Today, the scientific establishment is in strong agreement that gene editing to fix unhealthy cells of sufferers of genetic diseases like cystic fibrosis or muscular dystrophy is not only wholly defensible but perhaps a moral imperative. But it gets both scientifically and ethically more complicated when it comes to editing embryos, because the changes are irreversible across future generations – and the unintended consequences are potentially far-reaching. National and international bodies are scrambling now to strengthen and clarify rules and guidelines for research. China itself has suspended Dr. He’s research.
Nevertheless, as we wrote back in February, the Crispr genie is out of the bottle. FSG scenario consultants are always thinking of plausible alternative scenarios, but it’s unlikely that Crispr and gene editing technologies can be reasonably supervised. From our scenario planning research in the medical field we’ve learned that the technology is relatively cheap and accessible to rogue researchers, like Dr. He, who labor in relatively unregulated venues. And there is already today big money pushing the envelope of genomic research, including no doubt in embryonic gene editing.
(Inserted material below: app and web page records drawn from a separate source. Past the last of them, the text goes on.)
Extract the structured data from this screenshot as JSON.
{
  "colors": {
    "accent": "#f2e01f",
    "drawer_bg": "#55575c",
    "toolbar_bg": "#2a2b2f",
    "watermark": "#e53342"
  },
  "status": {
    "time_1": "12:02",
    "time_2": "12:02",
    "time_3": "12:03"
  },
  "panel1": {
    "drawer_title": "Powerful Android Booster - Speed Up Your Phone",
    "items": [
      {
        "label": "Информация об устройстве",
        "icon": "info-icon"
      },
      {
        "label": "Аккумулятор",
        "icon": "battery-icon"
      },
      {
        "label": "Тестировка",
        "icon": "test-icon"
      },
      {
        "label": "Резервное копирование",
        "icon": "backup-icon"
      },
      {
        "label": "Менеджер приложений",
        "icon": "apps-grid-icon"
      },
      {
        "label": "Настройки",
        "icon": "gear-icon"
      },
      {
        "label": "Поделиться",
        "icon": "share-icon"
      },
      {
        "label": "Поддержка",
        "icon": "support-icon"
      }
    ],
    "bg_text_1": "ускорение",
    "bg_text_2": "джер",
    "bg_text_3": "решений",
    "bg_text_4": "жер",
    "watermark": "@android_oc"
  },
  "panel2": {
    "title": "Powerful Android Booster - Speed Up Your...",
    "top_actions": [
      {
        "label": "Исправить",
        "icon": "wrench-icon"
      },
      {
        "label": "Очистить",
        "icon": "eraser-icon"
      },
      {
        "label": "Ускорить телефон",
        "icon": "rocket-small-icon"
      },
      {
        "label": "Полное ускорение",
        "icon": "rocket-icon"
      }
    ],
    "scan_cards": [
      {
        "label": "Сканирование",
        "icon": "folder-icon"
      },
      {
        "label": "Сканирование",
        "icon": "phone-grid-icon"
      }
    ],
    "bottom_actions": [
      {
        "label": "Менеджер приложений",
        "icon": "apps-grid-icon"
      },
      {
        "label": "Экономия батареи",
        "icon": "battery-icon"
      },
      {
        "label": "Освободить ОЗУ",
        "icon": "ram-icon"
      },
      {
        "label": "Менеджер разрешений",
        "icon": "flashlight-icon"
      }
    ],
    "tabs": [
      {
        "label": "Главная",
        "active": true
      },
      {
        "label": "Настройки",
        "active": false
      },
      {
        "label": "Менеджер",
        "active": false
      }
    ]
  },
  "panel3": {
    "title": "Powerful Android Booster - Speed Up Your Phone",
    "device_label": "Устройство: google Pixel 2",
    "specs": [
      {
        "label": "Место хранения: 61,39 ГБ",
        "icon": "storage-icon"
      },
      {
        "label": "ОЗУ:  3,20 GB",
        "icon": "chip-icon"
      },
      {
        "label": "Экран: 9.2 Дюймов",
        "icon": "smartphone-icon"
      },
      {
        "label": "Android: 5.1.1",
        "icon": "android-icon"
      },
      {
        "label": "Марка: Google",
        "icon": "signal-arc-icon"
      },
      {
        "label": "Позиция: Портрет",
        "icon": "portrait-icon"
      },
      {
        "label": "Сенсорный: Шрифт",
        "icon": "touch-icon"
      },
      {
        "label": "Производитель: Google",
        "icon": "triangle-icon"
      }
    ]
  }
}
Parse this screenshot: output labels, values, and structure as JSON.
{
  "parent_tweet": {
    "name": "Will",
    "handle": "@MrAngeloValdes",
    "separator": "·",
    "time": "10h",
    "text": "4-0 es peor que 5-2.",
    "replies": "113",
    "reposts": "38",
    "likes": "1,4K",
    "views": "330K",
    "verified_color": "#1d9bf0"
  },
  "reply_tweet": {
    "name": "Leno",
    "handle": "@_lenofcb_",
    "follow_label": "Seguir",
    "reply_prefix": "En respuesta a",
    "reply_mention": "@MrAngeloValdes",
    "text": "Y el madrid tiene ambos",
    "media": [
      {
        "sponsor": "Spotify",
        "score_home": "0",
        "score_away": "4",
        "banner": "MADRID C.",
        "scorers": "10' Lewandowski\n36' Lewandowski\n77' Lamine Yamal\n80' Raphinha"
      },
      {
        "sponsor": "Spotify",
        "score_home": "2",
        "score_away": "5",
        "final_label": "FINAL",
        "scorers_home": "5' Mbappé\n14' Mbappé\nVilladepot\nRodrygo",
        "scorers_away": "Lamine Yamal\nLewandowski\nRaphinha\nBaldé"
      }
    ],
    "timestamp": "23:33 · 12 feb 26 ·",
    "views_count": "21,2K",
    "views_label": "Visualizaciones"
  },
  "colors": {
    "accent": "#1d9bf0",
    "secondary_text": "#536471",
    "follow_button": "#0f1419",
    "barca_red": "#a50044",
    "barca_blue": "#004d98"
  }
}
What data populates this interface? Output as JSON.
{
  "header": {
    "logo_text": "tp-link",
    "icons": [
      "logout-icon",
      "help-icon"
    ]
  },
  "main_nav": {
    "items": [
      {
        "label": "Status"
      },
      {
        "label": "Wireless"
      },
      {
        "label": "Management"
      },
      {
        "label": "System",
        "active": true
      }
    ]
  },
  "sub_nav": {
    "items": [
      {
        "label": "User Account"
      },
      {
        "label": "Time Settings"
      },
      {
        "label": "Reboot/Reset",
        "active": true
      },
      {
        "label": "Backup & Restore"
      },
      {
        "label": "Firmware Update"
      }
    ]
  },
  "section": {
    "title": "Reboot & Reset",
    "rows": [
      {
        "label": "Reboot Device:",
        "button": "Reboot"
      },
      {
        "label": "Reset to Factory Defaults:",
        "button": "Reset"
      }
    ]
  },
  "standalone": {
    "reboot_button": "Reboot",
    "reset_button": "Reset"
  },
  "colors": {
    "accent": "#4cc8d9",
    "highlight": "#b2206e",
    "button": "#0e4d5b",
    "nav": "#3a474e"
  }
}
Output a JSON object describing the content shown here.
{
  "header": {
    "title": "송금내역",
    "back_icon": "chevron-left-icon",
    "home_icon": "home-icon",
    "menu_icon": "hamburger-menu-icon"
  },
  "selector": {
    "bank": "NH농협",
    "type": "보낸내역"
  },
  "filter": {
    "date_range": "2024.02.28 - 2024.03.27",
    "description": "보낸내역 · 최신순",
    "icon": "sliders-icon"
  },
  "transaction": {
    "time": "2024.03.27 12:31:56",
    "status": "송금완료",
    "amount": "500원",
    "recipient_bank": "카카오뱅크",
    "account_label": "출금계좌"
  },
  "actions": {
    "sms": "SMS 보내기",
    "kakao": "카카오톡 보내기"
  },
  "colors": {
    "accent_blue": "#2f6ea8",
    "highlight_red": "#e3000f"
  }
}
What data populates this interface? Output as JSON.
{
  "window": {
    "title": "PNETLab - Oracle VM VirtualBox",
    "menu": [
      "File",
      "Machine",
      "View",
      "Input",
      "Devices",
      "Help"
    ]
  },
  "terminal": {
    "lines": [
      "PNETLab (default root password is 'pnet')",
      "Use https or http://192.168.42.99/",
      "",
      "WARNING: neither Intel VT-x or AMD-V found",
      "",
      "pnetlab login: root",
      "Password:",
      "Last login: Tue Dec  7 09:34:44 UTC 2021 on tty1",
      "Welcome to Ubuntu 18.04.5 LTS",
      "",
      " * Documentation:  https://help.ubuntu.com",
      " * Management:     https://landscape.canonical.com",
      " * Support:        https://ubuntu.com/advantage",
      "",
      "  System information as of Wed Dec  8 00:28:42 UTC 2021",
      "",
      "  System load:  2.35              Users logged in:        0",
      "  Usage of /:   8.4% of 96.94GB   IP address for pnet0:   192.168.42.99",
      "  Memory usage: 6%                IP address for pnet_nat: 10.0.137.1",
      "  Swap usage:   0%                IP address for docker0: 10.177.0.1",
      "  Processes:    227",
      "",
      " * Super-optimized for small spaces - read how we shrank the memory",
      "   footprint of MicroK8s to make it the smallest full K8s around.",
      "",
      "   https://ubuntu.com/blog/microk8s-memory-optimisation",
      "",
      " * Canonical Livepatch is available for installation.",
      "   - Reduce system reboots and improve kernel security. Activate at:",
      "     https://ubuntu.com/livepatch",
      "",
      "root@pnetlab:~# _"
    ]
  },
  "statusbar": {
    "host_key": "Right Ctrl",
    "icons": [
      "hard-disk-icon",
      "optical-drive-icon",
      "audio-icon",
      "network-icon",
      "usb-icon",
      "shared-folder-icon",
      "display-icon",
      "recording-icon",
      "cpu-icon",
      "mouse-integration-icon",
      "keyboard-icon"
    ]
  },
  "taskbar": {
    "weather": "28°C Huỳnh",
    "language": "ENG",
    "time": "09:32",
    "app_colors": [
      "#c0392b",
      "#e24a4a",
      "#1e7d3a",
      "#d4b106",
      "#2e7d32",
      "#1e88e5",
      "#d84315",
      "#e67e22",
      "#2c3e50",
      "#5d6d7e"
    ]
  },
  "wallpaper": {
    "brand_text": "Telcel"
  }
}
The Dr. He case is actually part of a bigger concern, brought to light in a different research setting earlier this year when a group of scientists reportedly resurrected the horsepox virus, a potentially significant stepping stone for recreating the much more lethal smallpox virus. Who knew, indeed? The Atlantic’s Ed Yong’s expresses the growing worry that small groups of researchers “can make virtually unilateral decisions about experiments that have potentially global consequences, and that everyone else only learns about after the fact.”
“He Jiankui’s experiment,” Yong writes, “reveals that vulnerability in the starkest-possible light.”